Life of Home Learners
Family-Focused Renewing of Your Mind
I never wanted to be a hockey mom. Your kids can bring so many different situations into your life to be transformed by the renewing of your mind. I have been transformed into a hockey mom, drinking coffee at the arena watching my youngest glide, maneuver and race on the ice.
I have been far from thankful—have you ever felt that way? Hard things come our way and we lose focus. Hard people come our way and we lose courage. Hard times come our way and we lose faith. We are so far from thankful that we’ve gone to the other extreme of actually being ungrateful.
God Homeschooled Me
“I’m thinking of you to homeschool our boys,” my husband told me in early spring 2015. His words brought me tears of joy. God finally gave us a confirmation to homeschool after battling that thought for two years.

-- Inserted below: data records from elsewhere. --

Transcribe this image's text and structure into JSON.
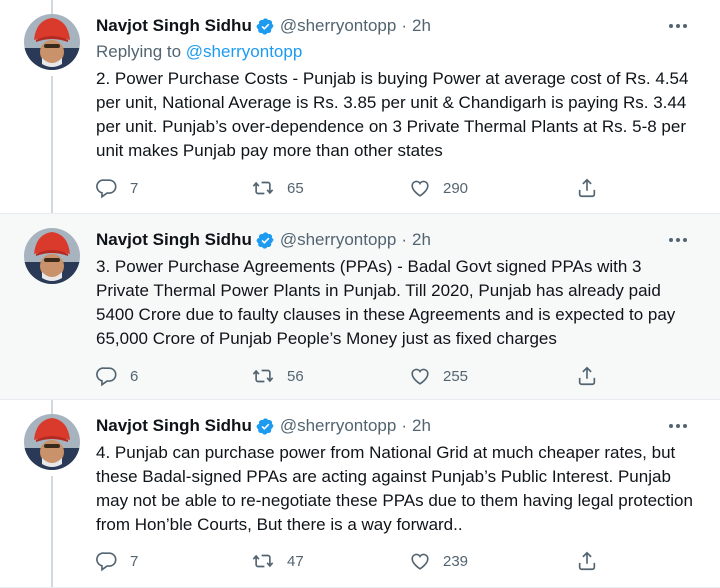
{
  "tweets": [
    {
      "name": "Navjot Singh Sidhu",
      "handle": "@sherryontopp",
      "separator": "·",
      "time": "2h",
      "reply_prefix": "Replying to",
      "reply_mention": "@sherryontopp",
      "text": "2. Power Purchase Costs - Punjab is buying Power at average cost of Rs. 4.54 per unit, National Average is Rs. 3.85 per unit & Chandigarh is paying Rs. 3.44 per unit. Punjab’s over-dependence on 3 Private Thermal Plants at Rs. 5-8 per unit makes Punjab pay more than other states",
      "replies": "7",
      "retweets": "65",
      "likes": "290"
    },
    {
      "name": "Navjot Singh Sidhu",
      "handle": "@sherryontopp",
      "separator": "·",
      "time": "2h",
      "text": "3. Power Purchase Agreements (PPAs) - Badal Govt signed PPAs with 3 Private Thermal Power Plants in Punjab. Till 2020, Punjab has already paid 5400 Crore due to faulty clauses in these Agreements and is expected to pay 65,000 Crore of Punjab People’s Money just as fixed charges",
      "replies": "6",
      "retweets": "56",
      "likes": "255"
    },
    {
      "name": "Navjot Singh Sidhu",
      "handle": "@sherryontopp",
      "separator": "·",
      "time": "2h",
      "text": "4. Punjab can purchase power from National Grid at much cheaper rates, but these Badal-signed PPAs are acting against Punjab’s Public Interest. Punjab may not be able to re-negotiate these PPAs due to them having legal protection from Hon’ble Courts, But there is a way forward..",
      "replies": "7",
      "retweets": "47",
      "likes": "239"
    }
  ],
  "colors": {
    "text": "#0f1419",
    "secondary": "#536471",
    "link": "#1d9bf0",
    "verified": "#1d9bf0",
    "thread_line": "#cfd9de",
    "highlight_bg": "#f7f9f9",
    "divider": "#e6ecf0"
  },
  "icons": {
    "verified": "verified-badge-icon",
    "more": "more-icon",
    "reply": "reply-icon",
    "retweet": "retweet-icon",
    "like": "like-icon",
    "share": "share-icon"
  }
}
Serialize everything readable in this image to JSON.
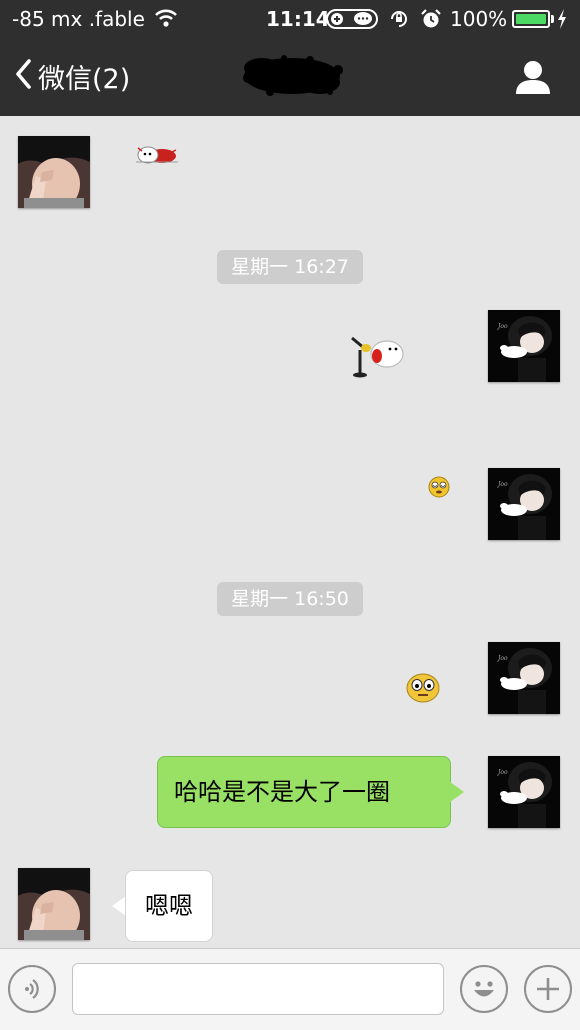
{
  "status_bar": {
    "carrier": "-85 mx .fable",
    "time": "11:14",
    "battery": "100%",
    "battery_level": 1.0,
    "icons": [
      "wifi-icon",
      "link-icon",
      "chat-icon",
      "rotation-lock-icon",
      "alarm-icon",
      "battery-icon",
      "charging-icon"
    ]
  },
  "nav": {
    "back_label": "微信(2)",
    "title_obscured": true,
    "profile_icon": "person-icon"
  },
  "messages": [
    {
      "type": "sticker",
      "side": "left",
      "sticker": "red-mascot-sticker"
    },
    {
      "type": "timestamp",
      "text": "星期一 16:27"
    },
    {
      "type": "sticker",
      "side": "right",
      "sticker": "microphone-sticker"
    },
    {
      "type": "sticker",
      "side": "right",
      "sticker": "dizzy-face-sticker"
    },
    {
      "type": "timestamp",
      "text": "星期一 16:50"
    },
    {
      "type": "sticker",
      "side": "right",
      "sticker": "wide-eyed-face-sticker"
    },
    {
      "type": "text",
      "side": "right",
      "text": "哈哈是不是大了一圈"
    },
    {
      "type": "text",
      "side": "left",
      "text": "嗯嗯"
    }
  ],
  "input_bar": {
    "placeholder": "",
    "value": ""
  },
  "colors": {
    "bar_bg": "#2f2f2f",
    "chat_bg": "#e6e6e6",
    "outgoing_bubble": "#98e165",
    "incoming_bubble": "#ffffff",
    "timestamp_bg": "#cdcdcd",
    "battery_green": "#4cd964"
  }
}
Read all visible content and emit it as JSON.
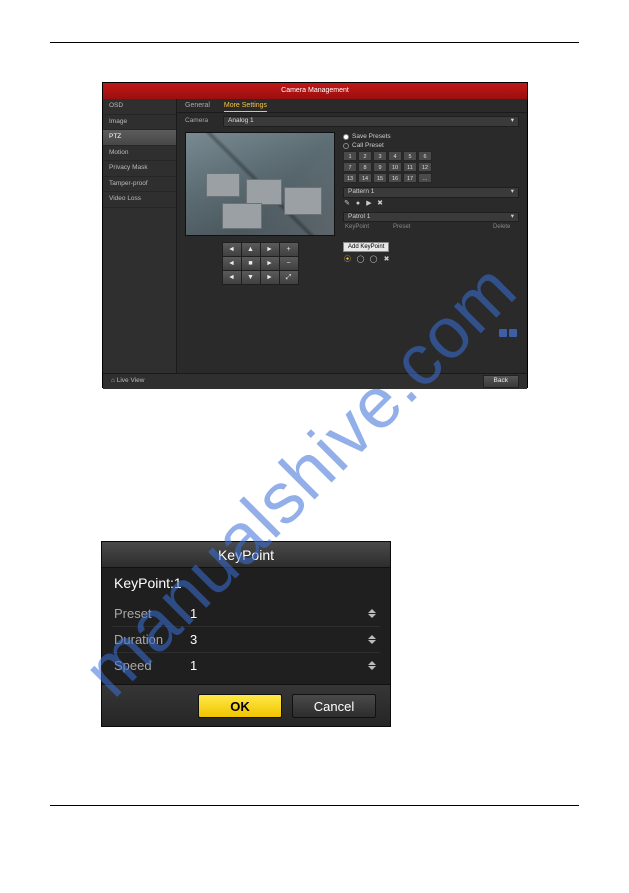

What Kids Can Do to Serve
Volunteering, giving and serving in a variety of ways are things that children can be actively doing on their own—as young as eight or nine years old. We’ve brainstormed and researched an array of options that kids can (mostly) do on their own—although, depending on the age of the child and your location, parental guidance and assistance is certainly encouraged and necessary for some activities.
An Ongoing Discovery of Community Service
Volunteering has been part of my life for a couple of decades now. I didn’t really do much serving as a kid, but got motivated in my 20’s, with my first ongoing volunteer experienceat a women’s shelter and support organization. I can’t remember what got me motivated. (Perhaps I just heard their call for volunteers—or maybe I was drawn in by their purpose of helping abused women and strengthening single moms, which I was at the time.) Whatever my motivation, it was the start of an inner drive to contribute and help in my community and the individuals around me.
What Homeschoolers Are Doing in Their Communities
Being homeschooled means that you can approach volunteering and community service from a different perspective. It’s not mandatory, as it is for the majority of public high school students across the country; and for most families, it’s how they serve others.
Your Curious and Creative Family
Everyone has a creative mind—the very young, the very old and every age in between. Being creative, expressing your uniquely creative self, should be a regular part of your life. Encouraging your children to be creative in work and play can also be a hugely rewarding part of your life—not only reinforcing the activities they’ve already showed interest in, but also feeding their natural curiosity with new ideas and actions.
We’ve all seen it happen. Our youngest recently turned 2. We ate cake, played games and opened presents. After the wrapping and tissue paper were strewn about, the kids played excitedly with all the new books and toys — for about two minutes. After that, they were happier playing with the boxes the toys came in.